Whilst I’m busy working on the latest article in the series “How do I become an Enterprise Architect?”, I thought I’d re-post an article I wrote on LinkedIn earlier this year. I felt compelled to write it after watching practitioners exhibit a what I believe to be a very damaging behaviour within their business environments.
Here’s the article in full:
I’m sure you’ve heard the joke:
Question: What do you call a group of Architects?
Answer: An Argument of Architects!
I’m also sure you’ve seen that behaviour. I know I have, and sadly I’ve been a willing participant more times than I care to admit.
But there’s another tendency within the architecture ranks, that led me to coin the phrase “An Arrogance of Architects”. I suspect you’ve come across this behaviour too…
Whilst this could be put down to a simple character trait of a subset of individuals, I think it deserves a little more discussion. What makes this type of behaviour appear on such a regular basis?
One thing we know is that architects, particularly Enterprise Architects and Solution Architects, are often called upon to take a leadership position within projects and similar change-focused activity. This can be challenging when there are a variety of interests and concerns within a group (not to mention established power-bases). As a result, a “judgement call” sometimes needs to be made, which can be counter to other people’s beliefs, needs or opinions.

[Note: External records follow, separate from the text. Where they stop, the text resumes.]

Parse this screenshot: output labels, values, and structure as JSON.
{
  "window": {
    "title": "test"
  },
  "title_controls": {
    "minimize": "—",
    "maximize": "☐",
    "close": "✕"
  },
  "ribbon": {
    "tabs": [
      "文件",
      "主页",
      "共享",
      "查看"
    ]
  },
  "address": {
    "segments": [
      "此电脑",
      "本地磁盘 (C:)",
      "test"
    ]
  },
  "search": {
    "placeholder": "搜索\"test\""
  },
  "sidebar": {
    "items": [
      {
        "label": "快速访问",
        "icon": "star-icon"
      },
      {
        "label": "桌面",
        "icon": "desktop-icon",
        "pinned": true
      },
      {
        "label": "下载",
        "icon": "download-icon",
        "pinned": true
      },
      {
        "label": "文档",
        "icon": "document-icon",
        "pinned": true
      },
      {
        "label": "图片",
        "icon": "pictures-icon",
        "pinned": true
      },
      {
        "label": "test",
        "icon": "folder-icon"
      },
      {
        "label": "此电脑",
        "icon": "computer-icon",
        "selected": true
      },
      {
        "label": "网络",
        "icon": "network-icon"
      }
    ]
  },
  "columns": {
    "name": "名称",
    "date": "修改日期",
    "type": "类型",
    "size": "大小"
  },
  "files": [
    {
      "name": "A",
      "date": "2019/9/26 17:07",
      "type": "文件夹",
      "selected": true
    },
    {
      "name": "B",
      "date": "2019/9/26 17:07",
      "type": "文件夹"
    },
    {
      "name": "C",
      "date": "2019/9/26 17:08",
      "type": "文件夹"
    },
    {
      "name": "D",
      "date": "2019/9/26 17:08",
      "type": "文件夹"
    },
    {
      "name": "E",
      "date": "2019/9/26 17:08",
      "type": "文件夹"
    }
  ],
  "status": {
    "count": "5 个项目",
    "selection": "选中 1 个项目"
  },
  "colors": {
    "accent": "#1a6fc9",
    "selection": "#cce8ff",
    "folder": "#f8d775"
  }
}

When these decisions are made, they can often be done in a dismissive way (or at least without adequate explanation), which I feel contributes to the perception of arrogance. Repeated over time, perhaps this can become the “normal” behaviour for that individual. In saying this, we should make a distinction between arrogance and confidence. An architect must have confidence in their decisions, but that confidence should be based on knowledge and understanding.
For those with an interest in mathematics, here’s a slightly irreverent formula (apologies to Professor Einstein) to explain the point, using Arrogance’s close cousin, Ego.

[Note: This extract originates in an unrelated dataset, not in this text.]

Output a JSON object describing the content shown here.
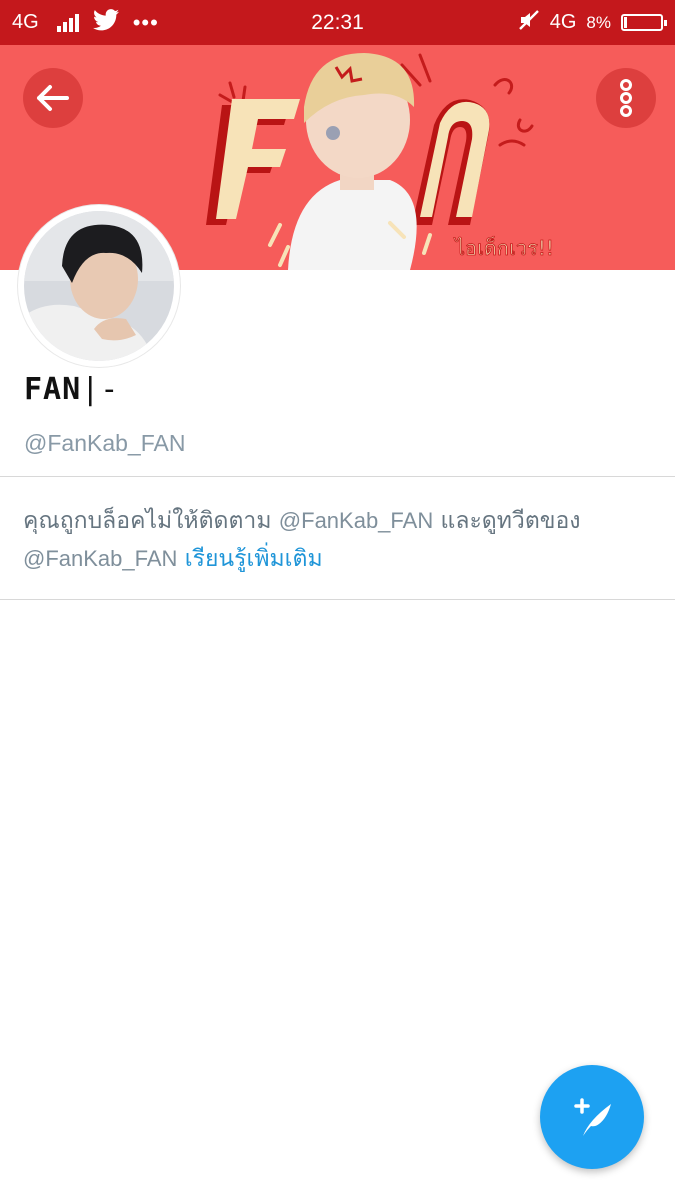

Consider this scenario. You, as the architect, have called together a number of people to discuss how a change should be made. You may have a broader responsibility than any given individual in the room, but you know less than that individual about the subject that has led them to be there. In other words, they are the expert, you are the coordinator/aggregator. This should guide your behaviour, and highlights an incredibly important skill for an architect. Listening!
Times of change, which is very much a constant in the professional lives of architects, can be unsettling for the other individuals involved. This brings with it a range of human behaviours and emotions. I’ve spoken a number of times about the importance of empathy in such circumstances. Whilst you, as the architect, may have a broader accountability (e.g. realising a significant component of the organisation’s strategy), the concerns, needs and perspectives of the individual are still incredibly important. This is the human side of the corporate environment. After all, the “enterprises” we so often refer to are in fact a human pursuit, driven and enabled by people.
Of course, I’m aware of the tinge of arrogance that goes with even writing a post such as this. The irony is certainly not lost, but without the ability share our thoughts and perspectives, I believe we limit our ability to grow. I learn every day, and so much of that is from the countless mistakes I make each and every day. I look forward to hearing where you feel I’m wrong with my thinking, and learning from your perspective.
My only regret is that my life will never be long enough to learn all that I want to know. A sad situation, but nonetheless, a wonderful journey.
So what do you think? Am I being a little harsh on my fellow practitioners, or is this a behaviour that needs to be curtailed? I’d love to hear your thoughts in the Comments section below.
Don’t forget, we also want to know the subjects that are causing you professional pain. Please email your questions to email@example.com, and we’ll select one for a future advice column. The EA Practice Advisor team is here to help!